by Anton Shilov
04/28/2010 | 09:53 PM
Several web-sites have revealed more details about the forthcoming third graphics card in the GeForce GTX 400-series family. As expected, the graphics board will be released on the 1st of June, 2010, and will carry sub-$300 price-tage, however, its performance will be somewhat lower than it could be expected.
The GF100 (NV60, G300) graphics processor in case of the GeForce GTX 460 model will sport only three graphics processing clusters (GPCs) in total so to maximize yield and minimize the price, according to media reports (1, 2). The more expensive models – 470 and 480 – have four GPCs active, but with one or two disabled streaming multiprocessors (each SM has 32 stream processors and 4 texture units). The less expensive models will either have one GPC disabled completely or will have four SMs deactivated in different GPCs. Additionally, Nvidia will disable two out of six memory controllers, two out of six raster operation (ROP) partions and part of the L2 cache.
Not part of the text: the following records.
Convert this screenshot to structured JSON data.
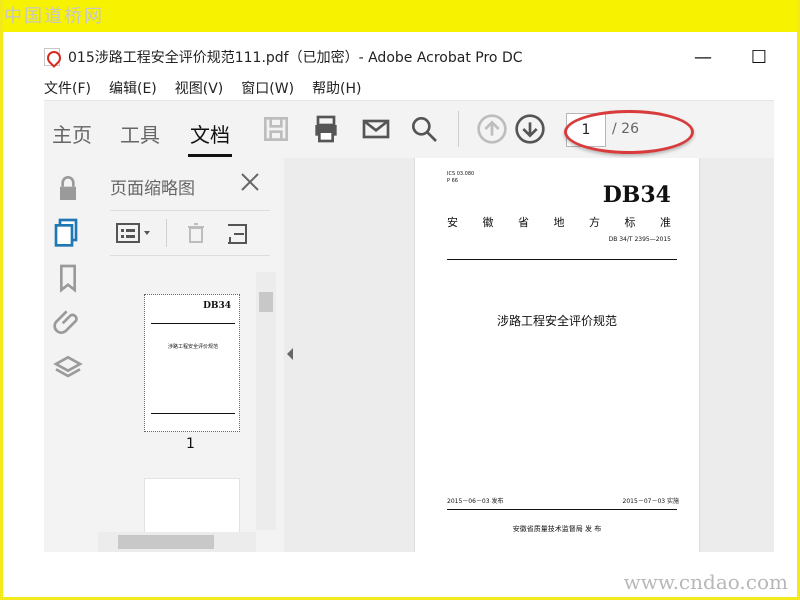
{
  "watermarks": {
    "top": "中国道桥网",
    "bottom": "www.cndao.com"
  },
  "window": {
    "title": "015涉路工程安全评价规范111.pdf（已加密）- Adobe Acrobat Pro DC",
    "minimize": "—",
    "maximize": "☐"
  },
  "menu": [
    {
      "label": "文件(F)"
    },
    {
      "label": "编辑(E)"
    },
    {
      "label": "视图(V)"
    },
    {
      "label": "窗口(W)"
    },
    {
      "label": "帮助(H)"
    }
  ],
  "toolbar": {
    "tabs": [
      {
        "label": "主页"
      },
      {
        "label": "工具"
      },
      {
        "label": "文档"
      }
    ],
    "active_tab": "文档",
    "page_current": "1",
    "page_total": "/ 26",
    "icons": [
      "save-icon",
      "print-icon",
      "email-icon",
      "search-icon",
      "page-up-icon",
      "page-down-icon"
    ],
    "highlight_color": "#d83b3b"
  },
  "left_rail": {
    "icons": [
      "lock-icon",
      "pages-icon",
      "bookmark-icon",
      "attachment-icon",
      "layers-icon"
    ],
    "accent": "#1f77b4"
  },
  "thumbnails_panel": {
    "title": "页面缩略图",
    "items": [
      {
        "page": "1"
      }
    ]
  },
  "document_page": {
    "ics": "ICS 03.080",
    "p": "P 66",
    "db": "DB34",
    "org": [
      "安",
      "徽",
      "省",
      "地",
      "方",
      "标",
      "准"
    ],
    "std": "DB 34/T 2395—2015",
    "title": "涉路工程安全评价规范",
    "date_left": "2015－06－03 发布",
    "date_right": "2015－07－03 实施",
    "publisher": "安徽省质量技术监督局    发 布"
  }
}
As a result, the GeForce GTX 460 graphics chip will have 384 stream processing units, 48 texture units, 32 ROPs, 256-bit memory interface and 512KB L2 cache. The graphics board itself will carry 1GB of GDDR5 memory and many manufacturers plan to use their own print-circuit boards for the product, hence, it can be expected that memory speeds on different graphics cards will vary.
Previously it was expected that Nvidia will disable only three SMs, following the downgrade patter for the GeForce GTX 480 and 470, however, it looks like in order to ensure high output, affordable price and low power consumption, the company made decision to either deactivate four SMs or a whole GPC. Potentially, in case there are not a lot of defects on the chip in general, deactivating a whole GPC may allow to clock the product at higher frequencies.
The price of the novelty, according to Fudzilla web-site, will be in the range between $279 and $299, which will put it directly against ATI Radeon HD 5850. Time will tell, which graphics solution is better.
Nvidia did not comment on the news-story.